Task brief =
Please report how many lines of the data include the word "Thema", with the number as the entire reply.

Supplied material =

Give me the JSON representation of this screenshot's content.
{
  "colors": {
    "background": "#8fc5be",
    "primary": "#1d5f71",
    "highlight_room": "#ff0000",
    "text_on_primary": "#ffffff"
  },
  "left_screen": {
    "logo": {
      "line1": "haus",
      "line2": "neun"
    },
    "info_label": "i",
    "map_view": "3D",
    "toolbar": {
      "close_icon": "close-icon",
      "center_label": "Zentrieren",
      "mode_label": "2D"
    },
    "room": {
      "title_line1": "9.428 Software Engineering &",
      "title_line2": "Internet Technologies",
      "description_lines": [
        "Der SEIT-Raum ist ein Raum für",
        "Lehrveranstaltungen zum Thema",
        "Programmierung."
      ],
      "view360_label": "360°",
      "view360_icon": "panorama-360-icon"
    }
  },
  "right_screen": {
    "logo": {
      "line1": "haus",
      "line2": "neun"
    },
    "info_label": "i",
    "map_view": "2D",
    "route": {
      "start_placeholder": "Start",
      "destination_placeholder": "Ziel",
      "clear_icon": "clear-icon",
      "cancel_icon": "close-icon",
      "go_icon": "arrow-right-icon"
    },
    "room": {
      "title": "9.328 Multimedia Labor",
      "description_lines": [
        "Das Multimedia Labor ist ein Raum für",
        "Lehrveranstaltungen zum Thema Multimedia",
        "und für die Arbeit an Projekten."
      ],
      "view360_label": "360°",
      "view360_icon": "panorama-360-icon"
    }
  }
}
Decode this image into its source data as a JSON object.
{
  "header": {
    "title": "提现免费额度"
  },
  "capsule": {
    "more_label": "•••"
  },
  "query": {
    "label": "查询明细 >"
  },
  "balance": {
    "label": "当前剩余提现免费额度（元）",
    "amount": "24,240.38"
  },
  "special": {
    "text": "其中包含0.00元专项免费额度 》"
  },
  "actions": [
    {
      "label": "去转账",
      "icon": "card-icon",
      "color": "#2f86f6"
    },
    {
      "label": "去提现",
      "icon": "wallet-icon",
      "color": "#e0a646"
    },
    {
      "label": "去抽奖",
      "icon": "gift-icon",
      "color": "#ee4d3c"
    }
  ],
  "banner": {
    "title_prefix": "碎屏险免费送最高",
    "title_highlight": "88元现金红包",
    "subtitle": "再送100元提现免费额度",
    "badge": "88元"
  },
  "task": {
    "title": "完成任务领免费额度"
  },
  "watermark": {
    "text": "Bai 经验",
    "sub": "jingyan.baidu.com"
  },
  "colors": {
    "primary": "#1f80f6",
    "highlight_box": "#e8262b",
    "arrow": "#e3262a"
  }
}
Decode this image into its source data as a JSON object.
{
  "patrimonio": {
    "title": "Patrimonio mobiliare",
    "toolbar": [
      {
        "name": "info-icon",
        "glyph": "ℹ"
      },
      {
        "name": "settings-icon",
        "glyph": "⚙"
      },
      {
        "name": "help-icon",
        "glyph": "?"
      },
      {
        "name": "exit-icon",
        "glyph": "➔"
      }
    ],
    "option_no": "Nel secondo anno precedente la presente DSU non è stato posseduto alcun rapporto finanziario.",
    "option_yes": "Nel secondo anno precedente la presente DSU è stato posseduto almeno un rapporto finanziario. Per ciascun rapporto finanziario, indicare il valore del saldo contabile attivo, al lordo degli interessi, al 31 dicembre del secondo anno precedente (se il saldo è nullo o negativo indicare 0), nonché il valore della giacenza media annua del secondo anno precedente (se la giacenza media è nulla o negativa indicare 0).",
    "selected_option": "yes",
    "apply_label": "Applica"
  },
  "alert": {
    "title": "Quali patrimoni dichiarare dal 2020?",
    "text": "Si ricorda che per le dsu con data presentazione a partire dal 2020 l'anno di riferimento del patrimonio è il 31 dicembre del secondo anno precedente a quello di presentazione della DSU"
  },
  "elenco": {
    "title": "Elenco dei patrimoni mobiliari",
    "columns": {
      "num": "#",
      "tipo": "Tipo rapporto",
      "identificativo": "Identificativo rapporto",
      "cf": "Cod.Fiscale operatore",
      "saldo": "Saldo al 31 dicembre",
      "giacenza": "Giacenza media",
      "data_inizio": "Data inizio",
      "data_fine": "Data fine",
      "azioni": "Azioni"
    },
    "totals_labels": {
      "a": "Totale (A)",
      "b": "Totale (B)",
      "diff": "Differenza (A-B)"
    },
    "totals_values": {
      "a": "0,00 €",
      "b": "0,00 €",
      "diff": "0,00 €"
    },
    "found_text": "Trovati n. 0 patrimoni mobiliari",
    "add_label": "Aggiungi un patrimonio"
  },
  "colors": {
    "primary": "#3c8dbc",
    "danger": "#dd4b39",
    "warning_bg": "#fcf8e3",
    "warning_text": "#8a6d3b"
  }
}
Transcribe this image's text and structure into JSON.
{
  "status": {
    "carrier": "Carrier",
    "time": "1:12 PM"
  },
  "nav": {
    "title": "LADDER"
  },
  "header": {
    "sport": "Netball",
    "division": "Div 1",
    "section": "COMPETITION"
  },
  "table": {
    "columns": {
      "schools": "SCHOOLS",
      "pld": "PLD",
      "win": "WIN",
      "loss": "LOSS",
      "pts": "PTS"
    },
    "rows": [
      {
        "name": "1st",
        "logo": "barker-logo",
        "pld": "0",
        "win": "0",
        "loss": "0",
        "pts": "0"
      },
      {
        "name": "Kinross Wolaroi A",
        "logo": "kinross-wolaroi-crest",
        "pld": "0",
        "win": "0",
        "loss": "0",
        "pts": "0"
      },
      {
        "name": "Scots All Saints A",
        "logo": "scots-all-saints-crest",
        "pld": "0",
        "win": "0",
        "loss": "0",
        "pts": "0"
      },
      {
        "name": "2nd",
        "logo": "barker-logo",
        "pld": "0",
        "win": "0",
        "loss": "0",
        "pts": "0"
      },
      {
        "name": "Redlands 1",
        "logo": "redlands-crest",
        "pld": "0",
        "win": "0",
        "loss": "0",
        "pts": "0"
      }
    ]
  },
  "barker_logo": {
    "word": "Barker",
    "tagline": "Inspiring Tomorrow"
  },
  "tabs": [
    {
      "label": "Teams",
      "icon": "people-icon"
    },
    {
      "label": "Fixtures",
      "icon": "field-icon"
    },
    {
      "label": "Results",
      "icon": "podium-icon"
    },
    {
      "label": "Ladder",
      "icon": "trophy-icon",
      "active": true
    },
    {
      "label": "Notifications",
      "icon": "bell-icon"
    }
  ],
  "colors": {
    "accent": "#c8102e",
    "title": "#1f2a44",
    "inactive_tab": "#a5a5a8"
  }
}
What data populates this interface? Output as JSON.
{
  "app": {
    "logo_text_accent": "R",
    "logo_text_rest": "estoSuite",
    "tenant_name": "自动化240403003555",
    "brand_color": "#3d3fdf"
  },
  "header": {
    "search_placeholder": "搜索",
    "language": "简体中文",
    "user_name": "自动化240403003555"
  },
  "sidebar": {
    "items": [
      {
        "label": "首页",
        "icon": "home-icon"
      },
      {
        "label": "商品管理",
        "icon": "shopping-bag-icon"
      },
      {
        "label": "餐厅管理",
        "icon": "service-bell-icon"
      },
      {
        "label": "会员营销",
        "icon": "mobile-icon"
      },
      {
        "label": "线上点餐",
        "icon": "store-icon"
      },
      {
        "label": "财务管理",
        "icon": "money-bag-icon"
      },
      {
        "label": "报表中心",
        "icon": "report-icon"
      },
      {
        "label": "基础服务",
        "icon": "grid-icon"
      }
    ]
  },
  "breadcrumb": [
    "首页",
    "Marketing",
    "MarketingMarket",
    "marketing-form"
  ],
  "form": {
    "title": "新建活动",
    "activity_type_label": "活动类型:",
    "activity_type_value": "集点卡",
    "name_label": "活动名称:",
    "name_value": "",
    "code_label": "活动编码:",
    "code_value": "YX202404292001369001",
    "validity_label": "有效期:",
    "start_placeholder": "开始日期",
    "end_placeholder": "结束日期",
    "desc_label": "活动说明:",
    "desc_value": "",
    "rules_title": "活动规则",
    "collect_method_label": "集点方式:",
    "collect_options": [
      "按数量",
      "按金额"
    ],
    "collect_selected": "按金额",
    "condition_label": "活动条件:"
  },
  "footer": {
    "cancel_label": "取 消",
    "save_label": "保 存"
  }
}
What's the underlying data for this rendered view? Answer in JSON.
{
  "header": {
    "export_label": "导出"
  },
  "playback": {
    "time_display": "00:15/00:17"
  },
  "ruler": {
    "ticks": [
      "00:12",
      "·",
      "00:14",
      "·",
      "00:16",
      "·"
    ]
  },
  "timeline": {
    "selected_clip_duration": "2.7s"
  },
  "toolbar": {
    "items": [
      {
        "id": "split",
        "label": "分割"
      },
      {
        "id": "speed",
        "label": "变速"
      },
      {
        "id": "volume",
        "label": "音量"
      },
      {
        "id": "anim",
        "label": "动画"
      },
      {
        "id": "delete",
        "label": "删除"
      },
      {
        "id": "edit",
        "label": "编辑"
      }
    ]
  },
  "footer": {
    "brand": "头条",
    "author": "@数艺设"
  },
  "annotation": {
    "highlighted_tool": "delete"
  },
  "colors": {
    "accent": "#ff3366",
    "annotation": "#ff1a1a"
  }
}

Answer box =
2